That summer, the summer before France, I lived alone in an apartment on the York University campus where another curious thing happened.
I was coming home from work on a Sunday, and had just rounded the corner of the building where I was living, when I heard a big “splat!” It sounded like a bag of wet concrete slapping the ground from a great height. I rushed back around the corner where I saw a black object flailing wildly. It was disturbing. I didn’t know what it was so I went closer and saw that it was a young black cat, less than a year old. Obviously it had fallen from an open window high up. It was in the throes of a tremendous spasm that lasted several minutes. It broke my heart. A young woman happened along just after me.

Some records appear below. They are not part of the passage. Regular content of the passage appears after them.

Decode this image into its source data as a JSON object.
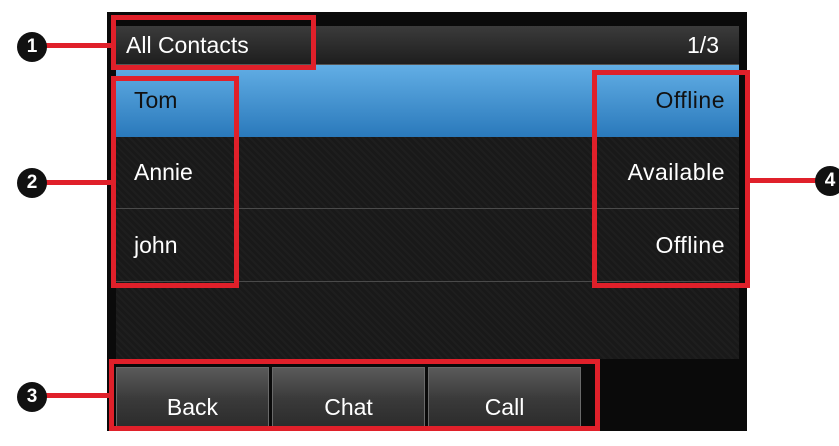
{
  "header": {
    "title": "All Contacts",
    "page_indicator": "1/3"
  },
  "contacts": [
    {
      "name": "Tom",
      "status": "Offline",
      "selected": true
    },
    {
      "name": "Annie",
      "status": "Available",
      "selected": false
    },
    {
      "name": "john",
      "status": "Offline",
      "selected": false
    }
  ],
  "softkeys": {
    "back": "Back",
    "chat": "Chat",
    "call": "Call"
  },
  "annotations": {
    "one": "1",
    "two": "2",
    "three": "3",
    "four": "4"
  },
  "colors": {
    "annotation": "#e0202a",
    "selected_row": "#3d8fd2"
  }
}
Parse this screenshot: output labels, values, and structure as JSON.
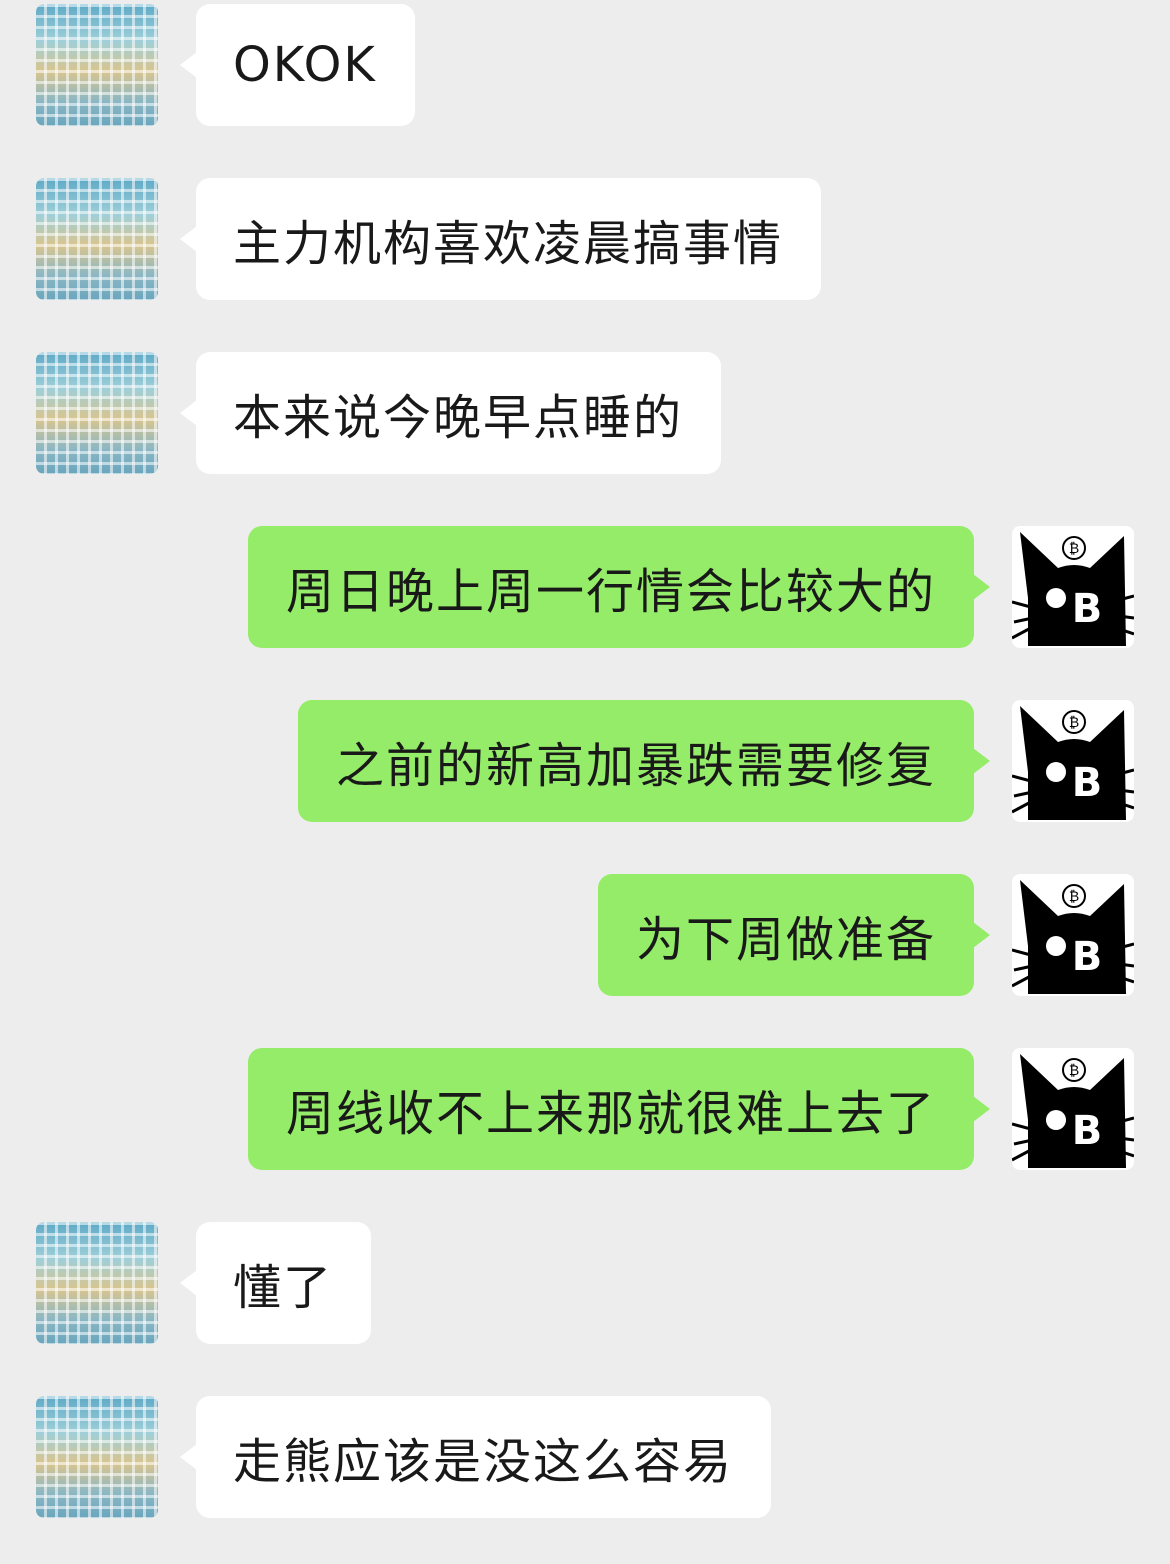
{
  "chat": {
    "messages": [
      {
        "sender": "other",
        "avatar": "contact-mosaic-avatar",
        "text": "OKOK"
      },
      {
        "sender": "other",
        "avatar": "contact-mosaic-avatar",
        "text": "主力机构喜欢凌晨搞事情"
      },
      {
        "sender": "other",
        "avatar": "contact-mosaic-avatar",
        "text": "本来说今晚早点睡的"
      },
      {
        "sender": "self",
        "avatar": "bitcoin-cat-avatar",
        "text": "周日晚上周一行情会比较大的"
      },
      {
        "sender": "self",
        "avatar": "bitcoin-cat-avatar",
        "text": "之前的新高加暴跌需要修复"
      },
      {
        "sender": "self",
        "avatar": "bitcoin-cat-avatar",
        "text": "为下周做准备"
      },
      {
        "sender": "self",
        "avatar": "bitcoin-cat-avatar",
        "text": "周线收不上来那就很难上去了"
      },
      {
        "sender": "other",
        "avatar": "contact-mosaic-avatar",
        "text": "懂了"
      },
      {
        "sender": "other",
        "avatar": "contact-mosaic-avatar",
        "text": "走熊应该是没这么容易"
      }
    ]
  },
  "colors": {
    "background": "#ededed",
    "incoming_bubble": "#ffffff",
    "outgoing_bubble": "#95ec69",
    "text": "#191919"
  }
}
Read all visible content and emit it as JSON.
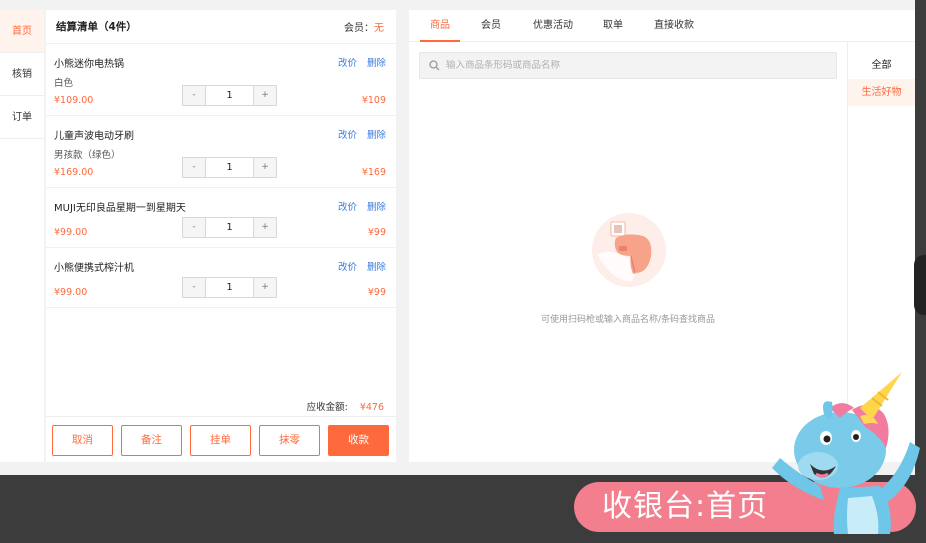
{
  "nav": {
    "items": [
      {
        "label": "首页",
        "active": true
      },
      {
        "label": "核销",
        "active": false
      },
      {
        "label": "订单",
        "active": false
      }
    ]
  },
  "cart": {
    "title": "结算清单（4件）",
    "member_label": "会员：",
    "member_value": "无",
    "edit_price": "改价",
    "delete": "删除",
    "items": [
      {
        "name": "小熊迷你电热锅",
        "spec": "白色",
        "unit_price": "¥109.00",
        "qty": "1",
        "total": "¥109"
      },
      {
        "name": "儿童声波电动牙刷",
        "spec": "男孩款（绿色）",
        "unit_price": "¥169.00",
        "qty": "1",
        "total": "¥169"
      },
      {
        "name": "MUJI无印良品星期一到星期天",
        "spec": "",
        "unit_price": "¥99.00",
        "qty": "1",
        "total": "¥99"
      },
      {
        "name": "小熊便携式榨汁机",
        "spec": "",
        "unit_price": "¥99.00",
        "qty": "1",
        "total": "¥99"
      }
    ],
    "stepper_minus": "-",
    "stepper_plus": "+",
    "total_label": "应收金额:",
    "total_value": "¥476",
    "actions": {
      "cancel": "取消",
      "note": "备注",
      "hold": "挂单",
      "round_off": "抹零",
      "checkout": "收款"
    }
  },
  "products": {
    "tabs": [
      {
        "label": "商品",
        "active": true
      },
      {
        "label": "会员",
        "active": false
      },
      {
        "label": "优惠活动",
        "active": false
      },
      {
        "label": "取单",
        "active": false
      },
      {
        "label": "直接收款",
        "active": false
      }
    ],
    "search_placeholder": "输入商品条形码或商品名称",
    "categories": [
      {
        "label": "全部",
        "active": false
      },
      {
        "label": "生活好物",
        "active": true
      }
    ],
    "empty_hint": "可使用扫码枪或输入商品名称/条码查找商品"
  },
  "banner": {
    "caption": "收银台:首页"
  },
  "colors": {
    "accent": "#ff6a3d",
    "link": "#3a7be0",
    "pill": "#f37e8e",
    "band": "#3c3c3c"
  }
}
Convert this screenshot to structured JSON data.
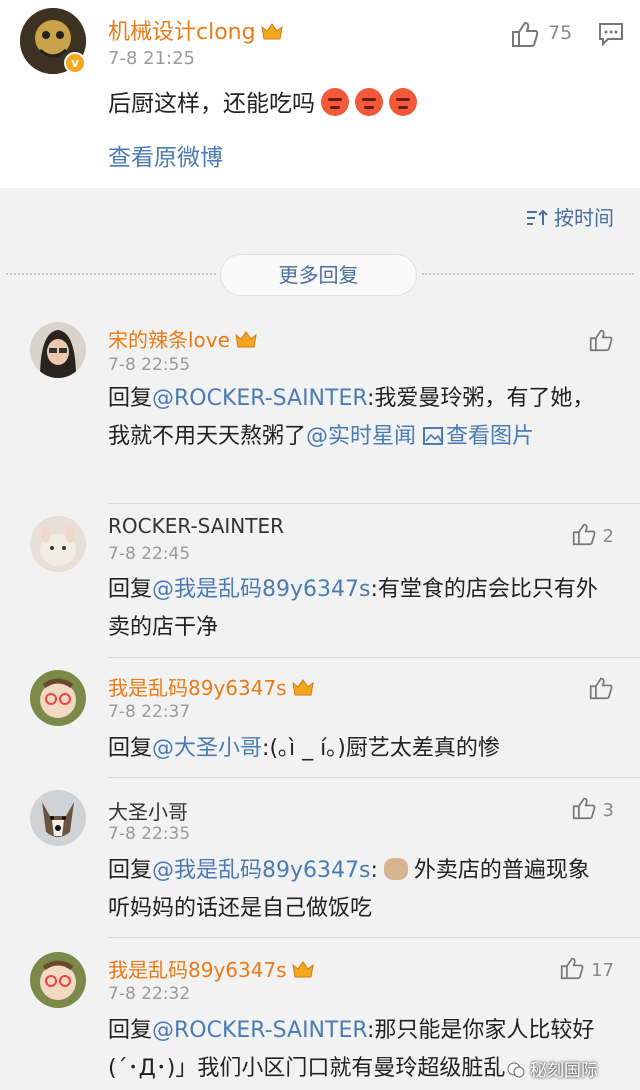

“Do something!” she pleaded.
But there was nothing I could do.
If I’d had the heart I might have found some way to put the cat out of its misery. I suspected it was quite busted up inside. Finally, it stopped spasming and just lay there, breathing heavily, rapidly. The young woman implored me to call a veterinarian, so I agreed to go inside and call a cab and try to find a veterinarian.
Inside my apartment I scanned the yellow pages trying to find a veterinarian open on a Sunday. It took me forever to find one. I called a cab and went back outside. The girl and the cat had disappeared. I didn’t really blame the girl; despite trying to hurry, I had taken a long time. The cab came; I gave him five bucks and sent him away. But I wanted to find out what happened to the girl and the cat, so I went back upstairs and made a sign asking her to call me.
When I went to paste the sign to the front door of the building, I noticed another sign from the same young woman asking the owner of the black cat to call her. I took down the number and called her. I apologized for having taken so long. She said that it was all right. The cat had died shortly after I left. She thanked me for trying.
All right, I admit it. I’m a bit superstitious. I wondered what it meant, a black cat falling from out of the sky practically right in front of me and dying. That and the death rune some months earlier. I related everything to France at this point.
To spell it out, shortly after arriving in France, I began to feel very much like I was starting life over again there. I had gotten rid of many of my possessions before leaving. I had reduced my belongings to the essential me. I drew the death rune. I witnessed the death of a black cat. I went to France where I was unable to speak. I knew no one. I was like a newborn child. I stayed at the “re-birth” hotel. As the year progressed, I gradually grew up again. I learned to speak again.
I know this all sounds foolish. But it was always at the back of my mind during my time in France.
Anyway, I moved to the Hotel de la Renaissance, going from a one star hotel to a two star hotel. Returning to the Hotel Vendome to get my bags, I felt guilty when I told the swarthy manager that I would be leaving, it being already late in the day, but he didn’t seem to care.
At the Renaissance I asked the woman at the desk if she spoke English. She said, rather apologetically, that she did not. No matter: I had studied how to ask for one room with a shower. Quite self-consciously, I trotted out the French: “Une chambre avec une douche, s’il vous plait.”
No problem. Soon I found myself on the top floor of the Hotel de la Renaissance with a view of Cours Sextius. The room was small but pleasant. It had a charming ceiling, with timber laid in like you might expect to find in a log cabin. It had normal pillows and normal washroom facilities, with one exception: there were no curtains on the shower, which again was one of those hand held jobbies.
I couldn’t believe the lack of shower curtains. Was this normal? The entire room might end up soaked. The following morning I used the shower anyway, taking as much care as I could not to wet the room.